ECB to reject all Greek requests

The European Central Bank is sticking to its tough stance as – without any concrete progress in negotiations with Athens – it has not expressed any intention of easing its financing terms for Greece. Still, Wednesday’s treasury bill issue by the country’s Public Debt Management Agency (PDMA) is expected to be covered even without additional support from Frankfurt.

Sources say that Monday’s Eurogroup has not changed anything in the ECB’s decisions. As Greek officials note, unless the inspection is completed or there is clear progress in negotiations between the government and its creditors, then the ECB will not have the scope to ease its regulations. In this context Greece cannot expect any earnings returns from the Eurosystem’s Greek bond holdings (SMPs) or any increase in the limit of the T-bills Greek banks purchase from the current 15 billion euros.

Furthermore the ECB will not alter its directive to the Greek lenders that provides that they should not increase their T-bills exposure and can only recycle the short-term debt they already possess. Even so, the Greek side will likely submit a fresh request for an increase in the T-bill purchase limit at Wednesday’s ECB board meeting.

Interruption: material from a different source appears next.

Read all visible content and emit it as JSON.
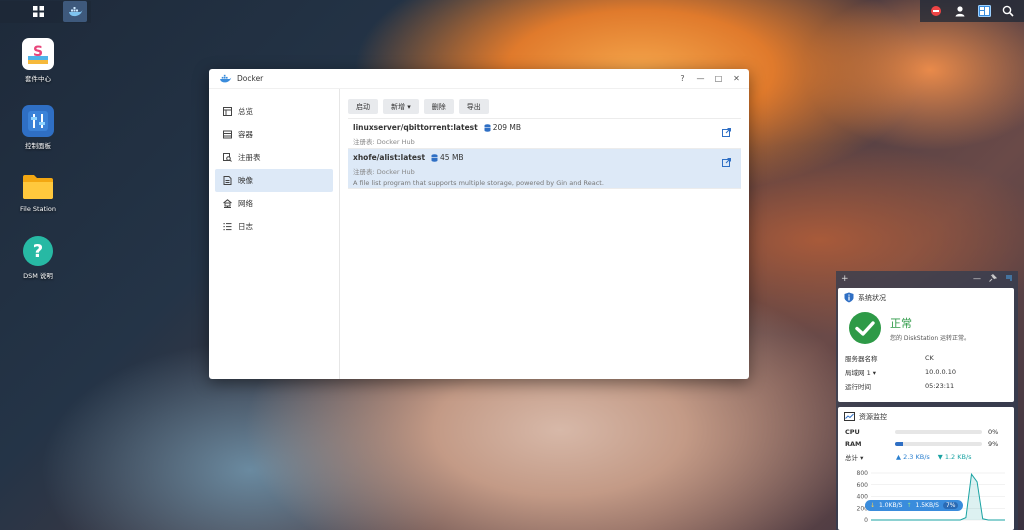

The government expects Wednesday’s 1.6-billion-euro T-bill issue to be fully covered, as banks will refinance the debt they acquired on February 18 while the Bank of Greece will refinance the amount it holds through the state account, which also includes the reserves of other state entities and social security funds. There is optimism that if a problem arises in covering the full amount, the gap will be covered in other ways. It also remains to be seen what the attitude of foreign investors will be, as there was talk of Chinese funds participating in last week’s T-bill issue.

At any rate the Finance Ministry opn Tuesday assured again that the debt maturing on Friday will be repaid as normal, and the 350 million euros due to the International Monetary Fund on the same day will be disbursed without problem.

Subscribe to our Newsletters

Enter your information below to receive our weekly newsletters with the latest insights, opinion pieces and current events straight to your inbox.

By signing up you are agreeing to our Terms of Service and Privacy Policy.